I found out only in the last couple months that Dick Gordon’s parents were also mayors of Olongapo City and that his dad died from an assassin’s bullet. I also googled around and found out that Gibo Teodoro is the son of former Social Security System (SSS) Administrator Gilbert Teodoro (Senior), a man I used to see quite a lot as a kid. And Manny Villar, a name I only came to know several years after graduating from university? Well, I have no idea who his parents are.
That leaves popular presidential candidate Benigno “Noynoy” Aquino III. While I believe I can be forgiven for not knowing who Dick’s, Gibo’s, and Manny’s mommies and daddies are until recently (or not at all in the case of Manny), not knowing who Noynoy Aquino’s parents are even twenty years ago would probably have gotten me into serious trouble if I were a security guard.
Boss, no ID, no entry.
Noynoy Aquino (rolls down heavily-tinted window of his car):
Alam mo ba kung sino ako?
[Translation (from the cultural context): “Do you know who my mommy and daddy are?”]
Boss! (Snaps a salute and opens the gates)
Noynoy Aquino’s campaign is all about his parents — a stark contrast to the other presidential aspirants who are their own men. Their parents hardly figure at all in their campaign. Their campaigns are built upon their own essence and their own personal achievements. Even the liabilities they bring to their campaign are their own. And when these liabilities are scrutinised and brought to bear by their detractors, they own up to them.
So who is Noynoy Aquino? He is his parents’ son. Hmmm… ano pa ba…? Well, lemme see: He is all about being an Aquino. He is all about Edsa “revolutions” and some nebulous idea of “goodness” that he inherited from his clan — a “goodness” nobody can quite put their finger on without invoking an almost religious fervor that befits that of a medieval feudal society more than a modern 21st Century one. His primary liability — the Hacienda Luisita thingy — is not even his own. It is a liability he also inherited from his folks. Not surprisingly, when challenged with that liability, instead of owning up to it, he distances himself from it.
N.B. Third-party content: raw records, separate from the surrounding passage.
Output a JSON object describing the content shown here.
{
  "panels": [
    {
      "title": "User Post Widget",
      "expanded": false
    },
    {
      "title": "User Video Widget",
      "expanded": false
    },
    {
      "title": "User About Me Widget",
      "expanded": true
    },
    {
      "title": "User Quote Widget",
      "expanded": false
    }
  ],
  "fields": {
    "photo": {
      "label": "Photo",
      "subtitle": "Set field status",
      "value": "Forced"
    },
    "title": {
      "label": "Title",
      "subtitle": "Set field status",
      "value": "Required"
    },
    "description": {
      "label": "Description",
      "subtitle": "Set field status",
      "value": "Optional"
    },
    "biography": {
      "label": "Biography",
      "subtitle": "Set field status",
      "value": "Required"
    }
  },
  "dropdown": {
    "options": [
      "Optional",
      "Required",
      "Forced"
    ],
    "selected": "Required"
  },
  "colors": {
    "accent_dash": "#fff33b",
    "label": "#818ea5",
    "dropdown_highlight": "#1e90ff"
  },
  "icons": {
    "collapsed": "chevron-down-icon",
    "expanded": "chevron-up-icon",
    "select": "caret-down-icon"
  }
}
Manuel L Quezon III (I know who his grand-daddy is!) makes something of the final “home stretch” to the coming elections in May, quibbling around statistics on, say, undecided voters and “machineries” for delivering statistical outcomes and whatnot. But, really, if you step back, take a bigger-minded perspective and ask how different this 30-day “home stretch” actually is from the last eight to twelve months, the average non-“expert” (a badge of honour among those who beg to differ) would be left scratching his head. That’s because the “home stretch” is no different to the overall lead-up. Indeed, regardless of the timescale that frames one’s perspective, the whole thing is really just (a) Noynoy Aquino piggybacking his campaign on his pedigree, (b) all the rest chipping away at his “lead” in the “surveys”, and (c) hardly any real platform based on relevant issues and concrete vision presented.
Is the 2010 elections going to be about the future? I doubt it. Not if Noynoy Aquino dominates the popular sentiment and not if the words Edsa “revolution” still continue to find their way into the National “Debate”. For even a glimmer of light shed into the future, I’d look to the other presidentiables — even if I don’t know who their parents are.